However, Union Minister Ashwini Vaishnaw on July 19, said there was “no substance” in the media reports regarding the use of Pegasus on WhatsApp, adding that the allegations were an attempt to malign Indian democracy and its well-established institutions.
“If this data reaches other nations, if it is accessed by NSO technologists, then it becomes a threat to national security. For now, only these lists have come. It is possible that in the coming days, it will be revealed that they have intercepted other people too,” Sibal said.
The former Union minister also said that such snooping is illegal on multiple levels. It can violate multiple cyber laws of India, the Official Secrets Act, the fundamental right to privacy, and IT laws, he said.
“Ministers do not want to tell reality to Members of Parliament (MP) and countrymen. Union Home Minister should tell that they have not used this (Pegasus), but neither he admitted nor rejected it. The question arises — who used it if the government and its agencies did not. Truth should be revealed,” Sibal said.

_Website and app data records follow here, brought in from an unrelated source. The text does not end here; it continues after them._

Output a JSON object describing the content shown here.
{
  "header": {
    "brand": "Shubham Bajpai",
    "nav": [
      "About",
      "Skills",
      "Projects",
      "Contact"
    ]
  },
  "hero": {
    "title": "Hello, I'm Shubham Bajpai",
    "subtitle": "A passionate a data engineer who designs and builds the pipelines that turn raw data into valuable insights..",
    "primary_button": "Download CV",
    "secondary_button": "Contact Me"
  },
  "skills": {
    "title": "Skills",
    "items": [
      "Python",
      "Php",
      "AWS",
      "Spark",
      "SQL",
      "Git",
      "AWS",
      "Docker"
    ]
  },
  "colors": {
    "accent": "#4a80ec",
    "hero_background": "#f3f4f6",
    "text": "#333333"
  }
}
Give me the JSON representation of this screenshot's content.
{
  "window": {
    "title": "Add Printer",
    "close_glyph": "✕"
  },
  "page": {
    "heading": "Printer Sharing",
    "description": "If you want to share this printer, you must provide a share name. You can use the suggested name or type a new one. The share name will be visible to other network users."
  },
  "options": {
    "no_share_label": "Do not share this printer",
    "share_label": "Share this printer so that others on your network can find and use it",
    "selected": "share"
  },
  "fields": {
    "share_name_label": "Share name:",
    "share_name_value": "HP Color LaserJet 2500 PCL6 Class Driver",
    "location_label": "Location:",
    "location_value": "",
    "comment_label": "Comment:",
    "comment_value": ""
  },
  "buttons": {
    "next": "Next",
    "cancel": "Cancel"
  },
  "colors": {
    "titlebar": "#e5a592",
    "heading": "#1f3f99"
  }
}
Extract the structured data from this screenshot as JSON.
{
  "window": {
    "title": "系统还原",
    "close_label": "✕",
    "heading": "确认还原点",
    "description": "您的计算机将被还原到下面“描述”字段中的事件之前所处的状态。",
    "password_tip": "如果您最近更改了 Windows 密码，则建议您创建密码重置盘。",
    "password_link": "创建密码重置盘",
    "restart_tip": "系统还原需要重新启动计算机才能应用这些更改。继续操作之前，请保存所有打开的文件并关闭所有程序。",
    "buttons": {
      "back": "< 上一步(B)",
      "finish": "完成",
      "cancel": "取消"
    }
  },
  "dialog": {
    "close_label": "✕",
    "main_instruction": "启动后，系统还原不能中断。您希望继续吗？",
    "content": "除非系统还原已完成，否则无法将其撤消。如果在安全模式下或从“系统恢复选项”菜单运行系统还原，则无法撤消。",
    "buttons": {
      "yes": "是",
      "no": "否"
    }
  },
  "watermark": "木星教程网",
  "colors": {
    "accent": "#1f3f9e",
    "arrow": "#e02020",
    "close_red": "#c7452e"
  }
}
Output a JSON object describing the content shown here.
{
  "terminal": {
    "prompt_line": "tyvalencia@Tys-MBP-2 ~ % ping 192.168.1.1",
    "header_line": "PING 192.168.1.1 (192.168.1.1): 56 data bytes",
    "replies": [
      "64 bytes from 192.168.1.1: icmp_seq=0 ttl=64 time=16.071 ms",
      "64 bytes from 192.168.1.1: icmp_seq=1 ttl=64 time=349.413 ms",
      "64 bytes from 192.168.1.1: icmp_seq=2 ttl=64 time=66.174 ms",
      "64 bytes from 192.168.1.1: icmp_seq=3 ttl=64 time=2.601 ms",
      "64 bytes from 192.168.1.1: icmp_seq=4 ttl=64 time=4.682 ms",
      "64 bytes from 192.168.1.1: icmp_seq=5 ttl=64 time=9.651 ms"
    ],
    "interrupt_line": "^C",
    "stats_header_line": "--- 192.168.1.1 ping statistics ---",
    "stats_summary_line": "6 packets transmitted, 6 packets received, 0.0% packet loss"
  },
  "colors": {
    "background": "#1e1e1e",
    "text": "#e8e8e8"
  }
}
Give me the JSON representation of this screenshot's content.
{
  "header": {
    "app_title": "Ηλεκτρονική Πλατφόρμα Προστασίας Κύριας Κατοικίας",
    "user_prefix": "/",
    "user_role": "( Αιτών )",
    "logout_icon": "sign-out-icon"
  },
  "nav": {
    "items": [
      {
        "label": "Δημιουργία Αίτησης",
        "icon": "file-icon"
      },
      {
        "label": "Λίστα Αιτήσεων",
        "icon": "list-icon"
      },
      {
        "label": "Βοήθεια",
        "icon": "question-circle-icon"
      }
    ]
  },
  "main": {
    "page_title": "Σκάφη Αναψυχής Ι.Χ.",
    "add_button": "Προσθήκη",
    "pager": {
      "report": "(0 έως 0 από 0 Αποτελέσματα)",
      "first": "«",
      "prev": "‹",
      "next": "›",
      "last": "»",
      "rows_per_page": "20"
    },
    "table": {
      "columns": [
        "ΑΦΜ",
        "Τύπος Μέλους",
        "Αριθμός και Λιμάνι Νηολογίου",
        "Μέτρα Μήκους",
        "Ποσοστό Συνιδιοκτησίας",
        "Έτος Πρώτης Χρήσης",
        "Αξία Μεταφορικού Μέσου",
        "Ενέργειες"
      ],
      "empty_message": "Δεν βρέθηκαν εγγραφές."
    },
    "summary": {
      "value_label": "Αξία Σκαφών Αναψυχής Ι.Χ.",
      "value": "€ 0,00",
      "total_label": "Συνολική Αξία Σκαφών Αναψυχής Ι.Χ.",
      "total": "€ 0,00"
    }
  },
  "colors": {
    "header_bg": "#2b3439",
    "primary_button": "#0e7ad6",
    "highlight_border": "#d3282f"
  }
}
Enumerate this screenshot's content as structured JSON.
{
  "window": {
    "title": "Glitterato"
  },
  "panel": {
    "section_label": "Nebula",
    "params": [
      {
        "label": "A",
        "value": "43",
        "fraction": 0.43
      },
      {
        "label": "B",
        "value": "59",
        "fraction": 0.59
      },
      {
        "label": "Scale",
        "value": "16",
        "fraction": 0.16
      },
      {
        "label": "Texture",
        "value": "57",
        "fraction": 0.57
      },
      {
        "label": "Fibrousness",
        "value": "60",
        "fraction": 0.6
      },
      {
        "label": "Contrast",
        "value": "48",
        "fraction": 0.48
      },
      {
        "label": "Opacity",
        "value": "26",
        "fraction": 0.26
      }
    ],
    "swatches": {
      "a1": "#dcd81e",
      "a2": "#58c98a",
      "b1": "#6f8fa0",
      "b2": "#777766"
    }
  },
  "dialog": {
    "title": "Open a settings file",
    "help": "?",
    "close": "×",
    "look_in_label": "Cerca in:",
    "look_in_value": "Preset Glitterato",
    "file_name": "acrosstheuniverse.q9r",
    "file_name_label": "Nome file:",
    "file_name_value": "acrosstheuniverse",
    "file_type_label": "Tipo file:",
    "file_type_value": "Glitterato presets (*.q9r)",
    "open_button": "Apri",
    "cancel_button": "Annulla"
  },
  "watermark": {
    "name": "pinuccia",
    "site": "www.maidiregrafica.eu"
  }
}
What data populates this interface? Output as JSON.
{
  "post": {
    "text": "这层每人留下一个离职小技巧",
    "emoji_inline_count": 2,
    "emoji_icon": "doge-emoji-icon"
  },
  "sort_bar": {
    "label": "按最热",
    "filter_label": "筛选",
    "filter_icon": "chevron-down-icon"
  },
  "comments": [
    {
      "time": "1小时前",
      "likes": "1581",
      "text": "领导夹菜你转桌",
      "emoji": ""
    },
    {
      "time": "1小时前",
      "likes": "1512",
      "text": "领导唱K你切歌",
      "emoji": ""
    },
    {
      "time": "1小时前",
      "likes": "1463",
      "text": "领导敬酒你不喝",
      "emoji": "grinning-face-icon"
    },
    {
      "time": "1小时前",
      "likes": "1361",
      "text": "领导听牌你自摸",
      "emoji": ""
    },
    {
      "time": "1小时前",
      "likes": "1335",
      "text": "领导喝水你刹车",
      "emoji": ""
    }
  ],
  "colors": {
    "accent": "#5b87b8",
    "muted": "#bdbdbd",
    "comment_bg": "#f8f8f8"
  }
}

The Indian National Congress has demanded an independent probe into the alleged illegal surveillance of journalists and sought the resignation of Union Home Minister Amit Shah.
“Supreme Court should investigate this, and the proceedings should be held in-camera. A white paper should be presented in the Parliament, and the minister should tell clearly that government or any other agency used Pegasus here or not,” Sibal said.
India’s ruling party, the Bharatiya Janata Party, has rejected the allegations.
“Bharatiya Janata Party strongly refutes, condemns the baseless and bereft of political propriety comments leveled by Congress against the Bharatiya Janata Party. It is a new low for a party that has ruled India for more than 50 years,” former Union Minister Ravi Shankar Prasad said.
“In India, there’s a well-established procedure through which lawful interception of electronic communication is carried out for the purpose of national security,” IT minister Viashnaw said.
“Requests for lawful interceptions of electronic communication are made as per relevant rules under provisions of Sec 5(2) of Indian Telegraph Act, 1885 and Sec 69 of Information Technology Act 2000. Each case of interception is approved by the competent authority.”
(With Inputs from ANI)
(Edited by Abinaya Vijayaraghavan and Praveen Pramod Tewari)